**Records for this exercise**
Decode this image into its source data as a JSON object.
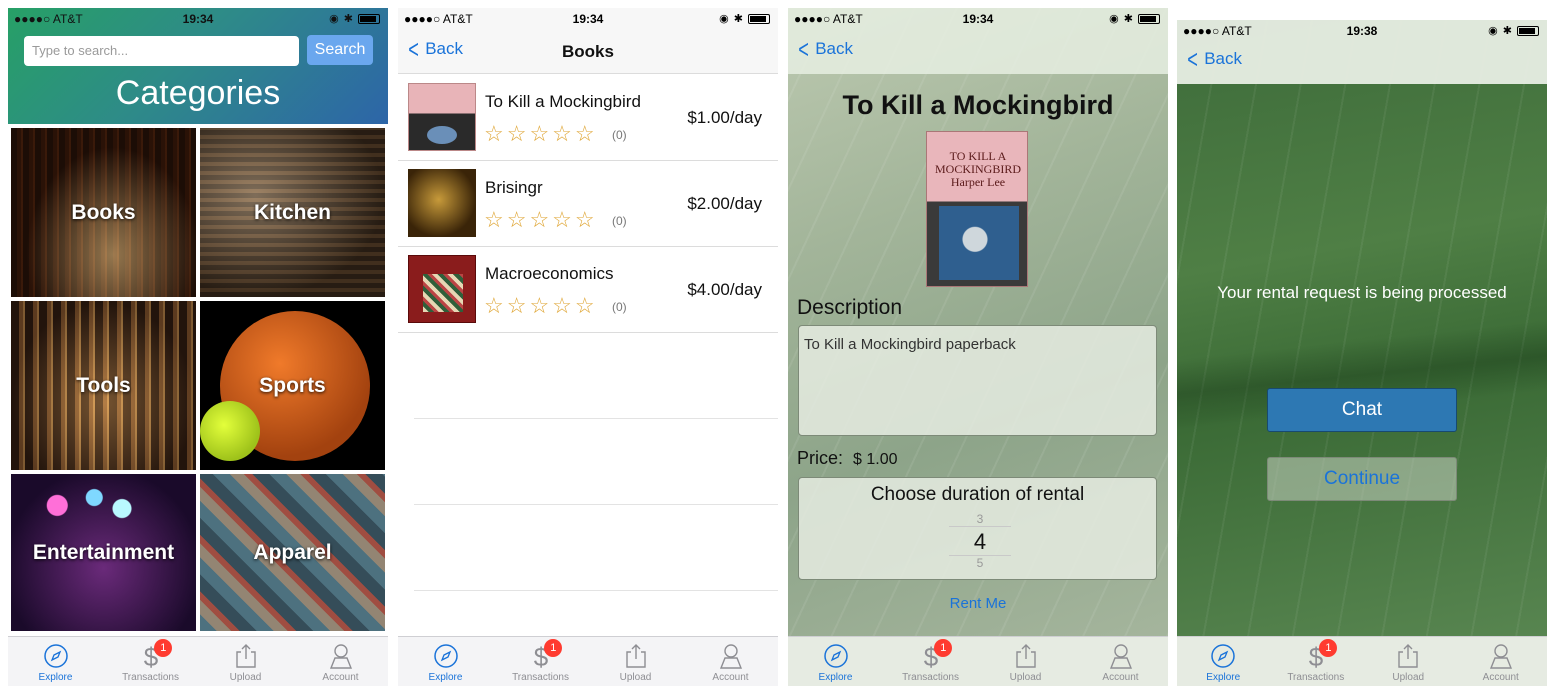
{
  "status": {
    "carrier": "●●●●○ AT&T",
    "time_a": "19:34",
    "time_b": "19:38"
  },
  "tabbar": {
    "explore": "Explore",
    "transactions": "Transactions",
    "transactions_badge": "1",
    "upload": "Upload",
    "account": "Account"
  },
  "nav": {
    "back": "Back",
    "books_title": "Books"
  },
  "categories_screen": {
    "search_placeholder": "Type to search...",
    "search_button": "Search",
    "title": "Categories",
    "tiles": [
      "Books",
      "Kitchen",
      "Tools",
      "Sports",
      "Entertainment",
      "Apparel"
    ]
  },
  "books_screen": {
    "items": [
      {
        "title": "To Kill a Mockingbird",
        "stars": "☆☆☆☆☆",
        "count": "(0)",
        "price": "$1.00/day"
      },
      {
        "title": "Brisingr",
        "stars": "☆☆☆☆☆",
        "count": "(0)",
        "price": "$2.00/day"
      },
      {
        "title": "Macroeconomics",
        "stars": "☆☆☆☆☆",
        "count": "(0)",
        "price": "$4.00/day"
      }
    ]
  },
  "detail_screen": {
    "title": "To Kill a Mockingbird",
    "cover_text": "TO KILL A MOCKINGBIRD Harper Lee",
    "description_label": "Description",
    "description": "To Kill a Mockingbird paperback",
    "price_label": "Price:",
    "price_value": "$ 1.00",
    "duration_title": "Choose duration of rental",
    "picker_prev": "3",
    "picker_selected": "4",
    "picker_next": "5",
    "rent_button": "Rent Me"
  },
  "confirm_screen": {
    "message": "Your rental request is being processed",
    "chat_button": "Chat",
    "continue_button": "Continue"
  },
  "colors": {
    "ios_blue": "#1a73d9",
    "badge_red": "#ff3b30",
    "chat_button": "#2d78b3",
    "search_button": "#6aa7ee"
  },
  "icons": {
    "explore": "compass-icon",
    "transactions": "dollar-icon",
    "upload": "share-upload-icon",
    "account": "person-icon",
    "back": "chevron-left-icon"
  }
}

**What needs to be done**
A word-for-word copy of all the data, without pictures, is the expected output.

**Exercise output**
Decode this image into its source data as a JSON object.
{
  "status": {
    "carrier": "●●●●○ AT&T",
    "time_a": "19:34",
    "time_b": "19:38"
  },
  "tabbar": {
    "explore": "Explore",
    "transactions": "Transactions",
    "transactions_badge": "1",
    "upload": "Upload",
    "account": "Account"
  },
  "nav": {
    "back": "Back",
    "books_title": "Books"
  },
  "categories_screen": {
    "search_placeholder": "Type to search...",
    "search_button": "Search",
    "title": "Categories",
    "tiles": [
      "Books",
      "Kitchen",
      "Tools",
      "Sports",
      "Entertainment",
      "Apparel"
    ]
  },
  "books_screen": {
    "items": [
      {
        "title": "To Kill a Mockingbird",
        "stars": "☆☆☆☆☆",
        "count": "(0)",
        "price": "$1.00/day"
      },
      {
        "title": "Brisingr",
        "stars": "☆☆☆☆☆",
        "count": "(0)",
        "price": "$2.00/day"
      },
      {
        "title": "Macroeconomics",
        "stars": "☆☆☆☆☆",
        "count": "(0)",
        "price": "$4.00/day"
      }
    ]
  },
  "detail_screen": {
    "title": "To Kill a Mockingbird",
    "cover_text": "TO KILL A MOCKINGBIRD Harper Lee",
    "description_label": "Description",
    "description": "To Kill a Mockingbird paperback",
    "price_label": "Price:",
    "price_value": "$ 1.00",
    "duration_title": "Choose duration of rental",
    "picker_prev": "3",
    "picker_selected": "4",
    "picker_next": "5",
    "rent_button": "Rent Me"
  },
  "confirm_screen": {
    "message": "Your rental request is being processed",
    "chat_button": "Chat",
    "continue_button": "Continue"
  },
  "colors": {
    "ios_blue": "#1a73d9",
    "badge_red": "#ff3b30",
    "chat_button": "#2d78b3",
    "search_button": "#6aa7ee"
  },
  "icons": {
    "explore": "compass-icon",
    "transactions": "dollar-icon",
    "upload": "share-upload-icon",
    "account": "person-icon",
    "back": "chevron-left-icon"
  }
}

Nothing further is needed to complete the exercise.